* **Exercise directions**
Look through the entries below and count the lines with "html" in them; the reply is the number alone.

* **Records for this exercise**
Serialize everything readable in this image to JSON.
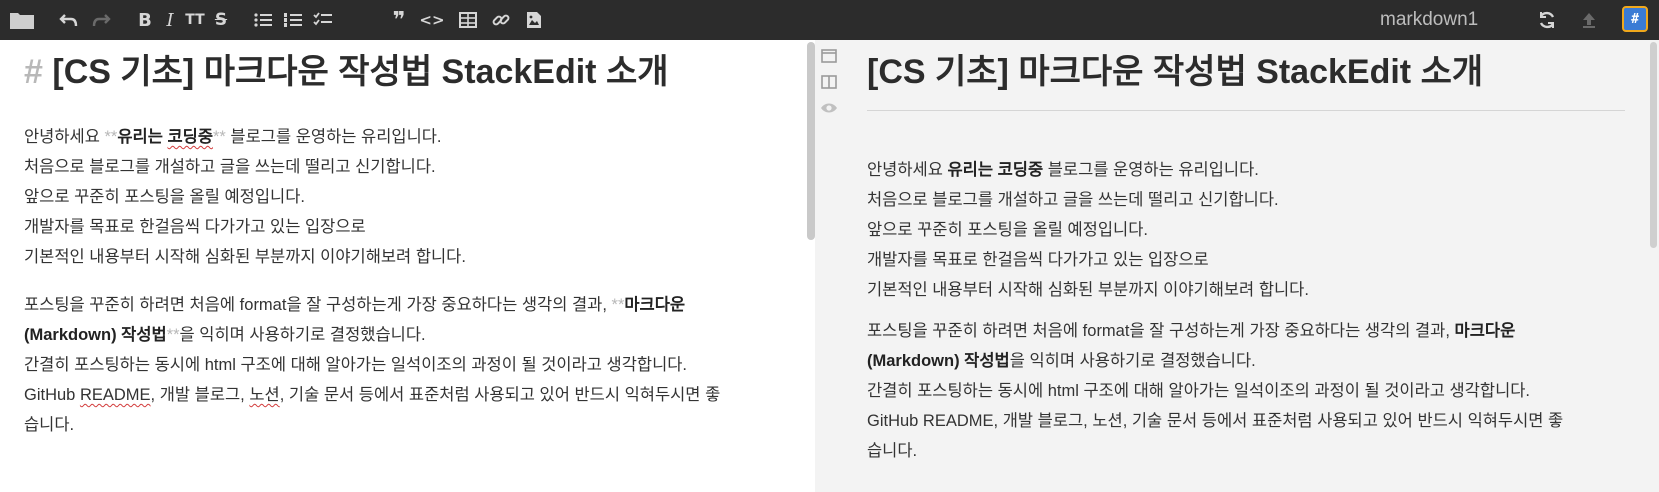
{
  "toolbar": {
    "icons": [
      "folder-icon",
      "undo-icon",
      "redo-icon",
      "bold-icon",
      "italic-icon",
      "heading-icon",
      "strikethrough-icon",
      "unordered-list-icon",
      "ordered-list-icon",
      "checklist-icon",
      "blockquote-icon",
      "code-icon",
      "table-icon",
      "link-icon",
      "image-icon",
      "sync-icon",
      "publish-icon",
      "workspace-icon"
    ],
    "bold_glyph": "B",
    "italic_glyph": "I",
    "heading_glyph": "TT",
    "strike_glyph": "S",
    "quote_glyph": "❞",
    "code_glyph": "<>",
    "document_title": "markdown1",
    "workspace_glyph": "#"
  },
  "editor": {
    "heading_mark": "#",
    "heading_text": "[CS 기초] 마크다운 작성법 StackEdit 소개",
    "p1": {
      "l1_before": "안녕하세요 ",
      "l1_mark_open": "**",
      "l1_bold_a": "유리는 ",
      "l1_bold_b": "코딩중",
      "l1_mark_close": "**",
      "l1_after": " 블로그를 운영하는 유리입니다.",
      "l2": "처음으로 블로그를 개설하고 글을 쓰는데 떨리고 신기합니다.",
      "l3": "앞으로 꾸준히 포스팅을 올릴 예정입니다.",
      "l4": "개발자를 목표로 한걸음씩 다가가고 있는 입장으로",
      "l5": "기본적인 내용부터 시작해 심화된 부분까지 이야기해보려 합니다."
    },
    "p2": {
      "a_before": "포스팅을 꾸준히 하려면 처음에 format을 잘 구성하는게 가장 중요하다는 생각의 결과, ",
      "a_mark_open": "**",
      "a_bold1": "마크다운",
      "a_bold2": "(Markdown) 작성법",
      "a_mark_close": "**",
      "a_after": "을 익히며 사용하기로 결정했습니다.",
      "b": "간결히 포스팅하는 동시에 html 구조에 대해 알아가는 일석이조의  과정이 될 것이라고 생각합니다.",
      "c_1": "GitHub ",
      "c_readme": "README",
      "c_2": ", 개발 블로그, ",
      "c_notion": "노션",
      "c_3": ", 기술 문서 등에서 표준처럼 사용되고 있어 반드시 익혀두시면 좋",
      "c_4": "습니다."
    }
  },
  "side_tools": [
    "navigation-bar-toggle-icon",
    "side-preview-toggle-icon",
    "preview-eye-icon"
  ],
  "preview": {
    "heading": "[CS 기초] 마크다운 작성법 StackEdit 소개",
    "p1": {
      "l1_before": "안녕하세요 ",
      "l1_bold": "유리는 코딩중",
      "l1_after": " 블로그를 운영하는 유리입니다.",
      "l2": "처음으로 블로그를 개설하고 글을 쓰는데 떨리고 신기합니다.",
      "l3": "앞으로 꾸준히 포스팅을 올릴 예정입니다.",
      "l4": "개발자를 목표로 한걸음씩 다가가고 있는 입장으로",
      "l5": "기본적인 내용부터 시작해 심화된 부분까지 이야기해보려 합니다."
    },
    "p2": {
      "a_before": "포스팅을 꾸준히 하려면 처음에 format을 잘 구성하는게 가장 중요하다는 생각의 결과, ",
      "a_bold1": "마크다운",
      "a_bold2": "(Markdown) 작성법",
      "a_after": "을 익히며 사용하기로 결정했습니다.",
      "b": "간결히 포스팅하는 동시에 html 구조에 대해 알아가는 일석이조의 과정이 될 것이라고 생각합니다.",
      "c": "GitHub README, 개발 블로그, 노션, 기술 문서 등에서 표준처럼 사용되고 있어 반드시 익혀두시면 좋",
      "c_2": "습니다."
    }
  },
  "colors": {
    "toolbar_bg": "#2c2c2c",
    "preview_bg": "#f3f3f3",
    "markdown_marker": "#b8b8b8",
    "spellcheck": "#d23b3b",
    "workspace_border": "#f0a81c",
    "workspace_fill": "#3a7bd5"
  }
}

* **Exercise response**
2